» Task goal: Where a line of the data below has the string "icon", copy that line.

» Data to use:
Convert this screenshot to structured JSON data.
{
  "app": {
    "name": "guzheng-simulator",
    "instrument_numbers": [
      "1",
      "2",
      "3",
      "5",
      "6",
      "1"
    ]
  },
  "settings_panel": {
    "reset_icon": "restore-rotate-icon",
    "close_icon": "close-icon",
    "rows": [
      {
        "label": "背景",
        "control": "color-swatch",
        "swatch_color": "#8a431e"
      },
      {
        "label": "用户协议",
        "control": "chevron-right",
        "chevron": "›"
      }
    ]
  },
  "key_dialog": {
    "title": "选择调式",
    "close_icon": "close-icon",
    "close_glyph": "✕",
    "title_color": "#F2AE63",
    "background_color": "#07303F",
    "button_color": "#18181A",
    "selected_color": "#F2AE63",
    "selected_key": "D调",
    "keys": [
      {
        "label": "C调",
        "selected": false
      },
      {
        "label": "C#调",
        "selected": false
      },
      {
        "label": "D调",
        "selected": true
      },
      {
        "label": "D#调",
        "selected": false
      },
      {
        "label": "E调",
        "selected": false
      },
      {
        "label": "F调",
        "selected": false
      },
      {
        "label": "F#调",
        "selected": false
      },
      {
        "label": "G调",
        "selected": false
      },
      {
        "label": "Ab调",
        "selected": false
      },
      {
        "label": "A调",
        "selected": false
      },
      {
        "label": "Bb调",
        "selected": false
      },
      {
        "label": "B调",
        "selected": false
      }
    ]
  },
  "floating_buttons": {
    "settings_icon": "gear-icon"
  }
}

» Answer box:
    "reset_icon": "restore-rotate-icon",
    "close_icon": "close-icon",
    "close_icon": "close-icon",
    "settings_icon": "gear-icon"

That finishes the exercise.